In the shadows of history and the whispers of folklore, stories of creatures and beings beyond the ordinary take root, enchanting and terrifying those who dare to listen. Let us embark on a journey through the annals of demonic lore.
Deep within Christian and Greek mythologies, the dark angel of death, Abaddon, emerges. Often conflated with Satan, he is also known by the Greeks as Apollyon. Conjurers whisper his name in forbidden spells, calling forth malicious intent.
In the silent graveyards of Arabia, the sinister Algul lurks. Assuming the guise of a woman, she ensnares unwatched children, her thirst for fresh blood unquenchable. At night, she invades homes, striking terror into the hearts of those asleep.
The Germanic lands recount tales of the Alp, a chameleon of darkness, morphing into manifold creatures. It is whispered that he invades dreams, turning them into nightmares, draining the life essence of his victims. For those fearing his touch, placing shoes beside one’s bed with toes towards the door offers a shield against his dark grasp.
From Germanic tales emerges Antaura, a malevolent female spirit causing piercing migraines. Her wrath, however, cannot touch those within the embrace of the waxing moon or the sanctity of the woods.
The ancient Sumerians speak of Asag, a ruthless demon who condemns humans to a feverish end.
From Jewish legends, Astaroth rises, a demon exuding an overpowering stench. Those daring to summon him arm themselves with magical rings, shielding them from the noxious aroma. Many believe he is the harbinger of demonic possessions and an advocate of lethargy.
Dark tales speak of Baalberith, a high-ranking demon, bearing the grim responsibility of sealing pacts with the devil. His malevolence leads men down the treacherous path of murder.
A chilling synthesis of goat and man, Baphomet stands as a ghastly emblem of Satanism.
As dawn breaks in Syria, the Bar Egara perches on rooftops, lying in wait for unsuspecting men, unleashing terror upon them.
In the annals of Greek lore, Daimons reside. These beings, oscillating between godly and human realms, possess powers both benevolent and wicked. Possessors of human souls, they are said to wield illnesses of the mind and body.
He reigns supreme over hell, epitomizing pure evil, often interchangeably named with Satan.
Within Jewish chronicles, tales of the Dybbuk, a malevolent spirit, emerge.

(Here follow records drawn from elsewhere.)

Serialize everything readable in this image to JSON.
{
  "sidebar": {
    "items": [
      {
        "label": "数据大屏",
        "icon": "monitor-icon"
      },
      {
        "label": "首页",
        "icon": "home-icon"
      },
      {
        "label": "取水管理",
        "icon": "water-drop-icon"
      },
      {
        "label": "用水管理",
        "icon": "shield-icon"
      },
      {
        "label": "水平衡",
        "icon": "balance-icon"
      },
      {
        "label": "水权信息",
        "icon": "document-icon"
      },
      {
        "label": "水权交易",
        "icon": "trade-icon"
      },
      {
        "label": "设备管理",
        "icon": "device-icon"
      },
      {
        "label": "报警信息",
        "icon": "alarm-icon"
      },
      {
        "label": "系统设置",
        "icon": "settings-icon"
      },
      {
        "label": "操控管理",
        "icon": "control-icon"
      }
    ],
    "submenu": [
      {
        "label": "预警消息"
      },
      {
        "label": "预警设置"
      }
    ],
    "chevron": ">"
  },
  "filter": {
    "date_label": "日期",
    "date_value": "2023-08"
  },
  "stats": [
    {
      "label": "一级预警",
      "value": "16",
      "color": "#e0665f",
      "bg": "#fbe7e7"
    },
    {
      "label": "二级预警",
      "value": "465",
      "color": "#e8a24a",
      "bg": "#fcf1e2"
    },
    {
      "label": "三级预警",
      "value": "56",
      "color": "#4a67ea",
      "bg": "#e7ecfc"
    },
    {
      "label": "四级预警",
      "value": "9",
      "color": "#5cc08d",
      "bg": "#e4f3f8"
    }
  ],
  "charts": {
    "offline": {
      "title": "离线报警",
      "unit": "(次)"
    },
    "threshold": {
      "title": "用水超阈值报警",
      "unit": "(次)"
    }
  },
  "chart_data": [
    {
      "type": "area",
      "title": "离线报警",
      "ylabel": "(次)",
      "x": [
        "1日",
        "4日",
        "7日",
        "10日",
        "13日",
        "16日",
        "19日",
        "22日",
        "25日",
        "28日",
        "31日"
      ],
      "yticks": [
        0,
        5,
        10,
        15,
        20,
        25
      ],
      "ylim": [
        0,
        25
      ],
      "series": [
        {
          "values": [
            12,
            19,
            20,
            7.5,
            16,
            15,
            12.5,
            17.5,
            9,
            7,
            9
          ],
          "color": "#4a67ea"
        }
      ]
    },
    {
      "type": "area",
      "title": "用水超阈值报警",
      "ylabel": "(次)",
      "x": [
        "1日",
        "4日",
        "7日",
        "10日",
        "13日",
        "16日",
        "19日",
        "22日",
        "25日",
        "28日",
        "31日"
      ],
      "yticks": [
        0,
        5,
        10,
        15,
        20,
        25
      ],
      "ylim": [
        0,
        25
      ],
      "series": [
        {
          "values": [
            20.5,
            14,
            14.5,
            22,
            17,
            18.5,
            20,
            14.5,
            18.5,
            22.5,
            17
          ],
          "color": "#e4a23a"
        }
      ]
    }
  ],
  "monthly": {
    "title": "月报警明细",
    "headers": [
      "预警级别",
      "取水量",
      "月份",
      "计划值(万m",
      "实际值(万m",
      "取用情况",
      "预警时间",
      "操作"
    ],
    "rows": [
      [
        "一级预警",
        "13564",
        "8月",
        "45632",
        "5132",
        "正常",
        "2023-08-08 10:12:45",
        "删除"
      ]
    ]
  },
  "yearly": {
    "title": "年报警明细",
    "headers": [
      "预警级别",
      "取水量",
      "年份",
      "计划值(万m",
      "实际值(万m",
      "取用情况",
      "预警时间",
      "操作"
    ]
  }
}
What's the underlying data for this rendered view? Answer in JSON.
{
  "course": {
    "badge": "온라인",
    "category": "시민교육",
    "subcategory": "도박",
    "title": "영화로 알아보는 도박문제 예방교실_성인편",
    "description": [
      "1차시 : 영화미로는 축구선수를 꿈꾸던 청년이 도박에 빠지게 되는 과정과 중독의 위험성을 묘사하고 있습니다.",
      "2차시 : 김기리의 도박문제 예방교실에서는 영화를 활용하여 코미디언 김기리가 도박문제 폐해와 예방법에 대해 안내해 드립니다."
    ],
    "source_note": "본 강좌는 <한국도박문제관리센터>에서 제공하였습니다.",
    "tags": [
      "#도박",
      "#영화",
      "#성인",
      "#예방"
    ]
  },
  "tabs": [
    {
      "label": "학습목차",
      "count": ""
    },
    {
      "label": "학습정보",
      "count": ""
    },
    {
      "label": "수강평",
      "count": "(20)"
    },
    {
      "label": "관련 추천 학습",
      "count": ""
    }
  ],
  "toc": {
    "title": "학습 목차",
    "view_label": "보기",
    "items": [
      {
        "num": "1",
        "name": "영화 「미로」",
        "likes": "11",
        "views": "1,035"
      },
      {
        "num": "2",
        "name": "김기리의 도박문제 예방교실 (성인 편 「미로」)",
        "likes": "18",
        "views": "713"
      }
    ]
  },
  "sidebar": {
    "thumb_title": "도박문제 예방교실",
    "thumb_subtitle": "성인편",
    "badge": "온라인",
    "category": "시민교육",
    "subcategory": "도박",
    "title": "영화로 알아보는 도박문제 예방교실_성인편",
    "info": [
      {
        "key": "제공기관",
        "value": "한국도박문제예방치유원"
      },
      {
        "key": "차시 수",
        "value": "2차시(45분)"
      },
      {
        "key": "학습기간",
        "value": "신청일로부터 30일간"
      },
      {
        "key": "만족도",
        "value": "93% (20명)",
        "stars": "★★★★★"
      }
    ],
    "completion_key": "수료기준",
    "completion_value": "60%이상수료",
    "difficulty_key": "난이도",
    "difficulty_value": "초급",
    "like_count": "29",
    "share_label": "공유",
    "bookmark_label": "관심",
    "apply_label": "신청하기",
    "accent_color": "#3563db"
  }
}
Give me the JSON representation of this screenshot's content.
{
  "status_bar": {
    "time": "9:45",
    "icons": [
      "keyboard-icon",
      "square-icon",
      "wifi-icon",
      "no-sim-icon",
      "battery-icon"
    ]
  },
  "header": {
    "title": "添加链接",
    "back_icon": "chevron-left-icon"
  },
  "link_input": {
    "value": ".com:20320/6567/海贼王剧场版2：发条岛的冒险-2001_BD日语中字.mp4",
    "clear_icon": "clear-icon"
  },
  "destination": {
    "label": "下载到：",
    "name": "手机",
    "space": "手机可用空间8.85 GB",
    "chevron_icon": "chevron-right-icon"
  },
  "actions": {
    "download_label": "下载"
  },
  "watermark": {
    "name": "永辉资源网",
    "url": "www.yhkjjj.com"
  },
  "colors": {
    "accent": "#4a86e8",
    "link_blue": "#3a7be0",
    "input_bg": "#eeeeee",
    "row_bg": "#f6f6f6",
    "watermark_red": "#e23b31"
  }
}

Said to seize a person’s very soul, it manifests in such torment that personalities alter. Only a rabbi’s exorcism can repel it, forcing its exit through the small toe.
The treacherous Ghoul prowls, hungering for human flesh. With wicked delight, he misleads travelers and children, feasting upon them when lost.
The Greek underworld bows to its ruler, Hades. With Persephone, his abducted queen beside him, he reigns with Cerberus, the fearsome three-headed hound, safeguarding the realm’s entrance.
Islam’s embodiment of evil, Iblis can shape-shift at will, yet is often depicted with a donkey’s head and a peacock’s tail.
These minute demons, akin to Djinn, can be ensnared within bottles. Their allegiances fluctuate between light and dark, making them sought-after magical allies. Witches were often accused of nurturing them with blood.
Lucifer, the fallen angel, has become synonymous with the devil in Christian belief, representing defiance and pride.
From Burmese folklore come the Tase, demonic entities from the realm of the dead. They afflict the living with pestilence, their types differentiated by the nature of their deaths.
Aztec lore speaks of Tezcatlipoca, the underworld’s prince and the sovereign of witches.
In Mayan tales, Zotz resides in caves, ambushing nocturnal wanderers to claim their possessions.
These tales, spanning cultures and epochs, offer a haunting glimpse into humanity’s age-old dance with the dark. Every corner of the world has its stories, its warnings. Listen closely, for in the silence, ancient whispers might just reach your ears.